Write to Google BigQuery From a GTM Server Container

Ever since it was released that server-side tagging in Google Tag Manager would run on the Google Cloud Platform stack, my imagination has been running wild. By running on GCP, the potential for integrations with other GCP components is limitless. The output to Cloud Logging already introduces interesting pipeline opportunities, but now it gets even better. It’s finally possible to write directly to Google BigQuery from a Client or tag template! Read More…

#GTMTips: Tips for Logging in Server-Side Tagging

One of the largest costs in a server-side tagging can be logging. Google warns about this in their official documentation, and it’s definitely something to keep a keen eye on if your server-side endpoint processes enough data per month. How much should it process for logging to become an issue? It depends, but you could start seeing some impact once the endpoint processes >1 million incoming requests per month. The best way to find out if logging is a problem is to visit the Billing dashboard in your server-side tagging Google Cloud project and check what the portion of Log Volume is in your monthly costs.
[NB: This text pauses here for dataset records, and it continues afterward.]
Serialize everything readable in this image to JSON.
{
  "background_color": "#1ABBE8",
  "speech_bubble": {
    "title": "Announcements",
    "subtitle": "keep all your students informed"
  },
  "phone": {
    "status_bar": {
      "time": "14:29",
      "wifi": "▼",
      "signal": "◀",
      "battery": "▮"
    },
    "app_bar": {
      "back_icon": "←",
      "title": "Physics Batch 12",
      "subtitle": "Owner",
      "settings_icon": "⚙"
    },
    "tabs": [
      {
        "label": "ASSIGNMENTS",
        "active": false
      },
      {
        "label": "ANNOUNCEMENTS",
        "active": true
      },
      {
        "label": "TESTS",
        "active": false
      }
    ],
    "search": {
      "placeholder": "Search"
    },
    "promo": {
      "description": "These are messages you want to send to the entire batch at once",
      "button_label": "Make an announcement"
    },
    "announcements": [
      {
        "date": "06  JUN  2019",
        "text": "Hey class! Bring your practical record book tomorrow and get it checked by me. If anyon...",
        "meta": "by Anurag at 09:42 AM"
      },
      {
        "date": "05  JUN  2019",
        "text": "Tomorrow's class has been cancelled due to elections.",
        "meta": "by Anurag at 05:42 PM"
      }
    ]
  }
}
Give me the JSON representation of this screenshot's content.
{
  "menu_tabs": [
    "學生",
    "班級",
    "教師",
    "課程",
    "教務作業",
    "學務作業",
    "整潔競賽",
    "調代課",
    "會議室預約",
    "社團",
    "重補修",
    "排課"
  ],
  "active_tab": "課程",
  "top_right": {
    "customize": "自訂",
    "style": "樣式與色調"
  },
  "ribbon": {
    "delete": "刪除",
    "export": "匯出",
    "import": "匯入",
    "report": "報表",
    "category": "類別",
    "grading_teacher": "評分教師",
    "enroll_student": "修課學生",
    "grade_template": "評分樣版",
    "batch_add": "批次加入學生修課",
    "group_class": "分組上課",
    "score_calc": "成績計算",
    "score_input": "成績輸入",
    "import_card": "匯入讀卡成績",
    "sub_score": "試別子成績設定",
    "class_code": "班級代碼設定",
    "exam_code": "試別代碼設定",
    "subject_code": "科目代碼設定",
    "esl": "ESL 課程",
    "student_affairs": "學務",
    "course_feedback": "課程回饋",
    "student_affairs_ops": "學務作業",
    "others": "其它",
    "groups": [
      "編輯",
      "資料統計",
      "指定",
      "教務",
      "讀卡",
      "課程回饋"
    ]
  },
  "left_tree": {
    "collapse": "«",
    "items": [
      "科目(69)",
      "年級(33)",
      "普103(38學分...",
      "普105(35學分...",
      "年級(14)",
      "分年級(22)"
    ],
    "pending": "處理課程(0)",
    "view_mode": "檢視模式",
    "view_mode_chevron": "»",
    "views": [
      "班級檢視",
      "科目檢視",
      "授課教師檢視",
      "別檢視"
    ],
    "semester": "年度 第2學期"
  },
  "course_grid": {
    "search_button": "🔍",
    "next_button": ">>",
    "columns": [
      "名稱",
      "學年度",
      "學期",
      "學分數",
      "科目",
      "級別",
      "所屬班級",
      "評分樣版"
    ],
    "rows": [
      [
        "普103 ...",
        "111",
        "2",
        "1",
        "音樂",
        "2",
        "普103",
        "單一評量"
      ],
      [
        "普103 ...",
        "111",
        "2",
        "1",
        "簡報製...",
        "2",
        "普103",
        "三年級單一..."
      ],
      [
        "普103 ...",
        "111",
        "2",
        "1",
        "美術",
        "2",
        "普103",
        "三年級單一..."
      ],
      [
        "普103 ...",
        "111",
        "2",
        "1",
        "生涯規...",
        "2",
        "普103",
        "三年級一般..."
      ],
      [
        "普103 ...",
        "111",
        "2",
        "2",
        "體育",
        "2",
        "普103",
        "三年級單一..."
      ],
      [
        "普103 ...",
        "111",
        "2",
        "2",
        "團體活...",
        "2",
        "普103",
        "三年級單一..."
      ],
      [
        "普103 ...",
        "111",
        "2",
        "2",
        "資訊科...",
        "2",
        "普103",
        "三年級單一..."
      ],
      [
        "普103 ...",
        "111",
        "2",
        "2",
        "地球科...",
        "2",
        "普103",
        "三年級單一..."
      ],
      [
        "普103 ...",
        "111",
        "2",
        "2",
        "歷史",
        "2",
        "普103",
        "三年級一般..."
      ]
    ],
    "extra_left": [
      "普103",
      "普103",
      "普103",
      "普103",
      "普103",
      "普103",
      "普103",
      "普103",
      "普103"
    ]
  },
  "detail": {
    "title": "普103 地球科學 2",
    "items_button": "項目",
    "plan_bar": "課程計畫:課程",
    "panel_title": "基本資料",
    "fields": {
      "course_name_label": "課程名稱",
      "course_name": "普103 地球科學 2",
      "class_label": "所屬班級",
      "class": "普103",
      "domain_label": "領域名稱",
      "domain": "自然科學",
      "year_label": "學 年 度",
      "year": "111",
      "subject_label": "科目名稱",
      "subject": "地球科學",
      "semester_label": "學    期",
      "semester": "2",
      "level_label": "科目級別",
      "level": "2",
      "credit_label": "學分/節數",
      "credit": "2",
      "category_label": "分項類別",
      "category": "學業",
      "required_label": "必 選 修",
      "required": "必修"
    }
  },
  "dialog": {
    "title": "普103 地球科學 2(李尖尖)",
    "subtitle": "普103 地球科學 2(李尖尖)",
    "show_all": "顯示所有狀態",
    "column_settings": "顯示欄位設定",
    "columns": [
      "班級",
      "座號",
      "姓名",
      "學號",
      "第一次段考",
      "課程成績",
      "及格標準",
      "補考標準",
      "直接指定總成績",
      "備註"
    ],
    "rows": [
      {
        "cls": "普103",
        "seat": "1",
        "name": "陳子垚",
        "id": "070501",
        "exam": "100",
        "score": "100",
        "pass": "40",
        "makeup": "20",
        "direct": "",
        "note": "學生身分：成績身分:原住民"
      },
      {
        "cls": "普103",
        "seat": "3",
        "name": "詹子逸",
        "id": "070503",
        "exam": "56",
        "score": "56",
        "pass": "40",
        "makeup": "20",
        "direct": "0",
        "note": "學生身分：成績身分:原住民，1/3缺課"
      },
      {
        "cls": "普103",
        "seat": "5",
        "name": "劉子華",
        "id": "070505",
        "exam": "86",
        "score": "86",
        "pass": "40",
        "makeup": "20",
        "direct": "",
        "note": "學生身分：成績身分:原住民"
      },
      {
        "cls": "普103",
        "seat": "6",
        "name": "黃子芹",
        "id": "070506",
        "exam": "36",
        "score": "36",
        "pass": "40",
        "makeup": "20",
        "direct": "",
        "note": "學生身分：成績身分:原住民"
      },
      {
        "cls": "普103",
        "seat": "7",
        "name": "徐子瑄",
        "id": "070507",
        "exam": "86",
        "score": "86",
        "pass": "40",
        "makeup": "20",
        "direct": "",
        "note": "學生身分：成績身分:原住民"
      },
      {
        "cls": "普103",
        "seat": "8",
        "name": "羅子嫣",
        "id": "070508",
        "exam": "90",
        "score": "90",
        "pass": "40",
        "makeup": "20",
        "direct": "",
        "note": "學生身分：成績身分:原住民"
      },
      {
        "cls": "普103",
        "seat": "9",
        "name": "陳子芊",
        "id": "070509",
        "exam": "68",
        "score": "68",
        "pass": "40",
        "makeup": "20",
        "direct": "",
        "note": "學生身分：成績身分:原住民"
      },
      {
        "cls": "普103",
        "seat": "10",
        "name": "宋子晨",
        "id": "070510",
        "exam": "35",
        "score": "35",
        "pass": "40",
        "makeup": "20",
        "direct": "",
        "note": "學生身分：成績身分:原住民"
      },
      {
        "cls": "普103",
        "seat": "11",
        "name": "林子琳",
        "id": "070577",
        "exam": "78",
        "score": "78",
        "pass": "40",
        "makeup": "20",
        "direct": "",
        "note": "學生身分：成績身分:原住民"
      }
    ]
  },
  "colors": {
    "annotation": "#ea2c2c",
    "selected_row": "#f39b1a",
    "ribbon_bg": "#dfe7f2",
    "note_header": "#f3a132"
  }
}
Read More…

New Google Tag Manager Web Container Client for Server Side Tagging

With the introduction of server-side tagging in Google Tag Manager, the variety of things you can do with your own server-side proxy is mind-boggling: Reduce client-side bloat by consolidating data streams and distributing them to vendor endpoints server-side. Improve data security by adding safeguards and validations to prevent harmful data from being sent to vendor endpoints. Enrich data server-side, by combining the incoming data stream with data from APIs and data stores that you own and control. Read More…

#GTMTips: Utilize App Engine Headers in Server-Side Tagging

When you create a Server container in Google Tag Manager, GTM creates an App Engine deployment in the Google Cloud Platform for you. App Engine is a managed serverless platform, which basically means it’s a (set of) virtual machine(s) running in the cloud, with some extra bells and whistles added to make managing it easier. A potentially useful thing that App Engine does is decorate all incoming HTTP requests with some HTTP headers that can be used in the app. Read More…

#GTMTips: Get True IP Anonymization With Server-Side Tagging

Since the release of Server-side tagging in Google Tag Manager, I’ve jumped at every opportunity to celebrate the tools it provides for improving end-user privacy and data security. One of the biggest benefits is obfuscation-by-default. Since all hits are passed through the server-side proxy, the default view for any third-party tool (such as Google Analytics) is that of the server in the Google Cloud rather than the browser and device with which the user was browsing the site. Read More…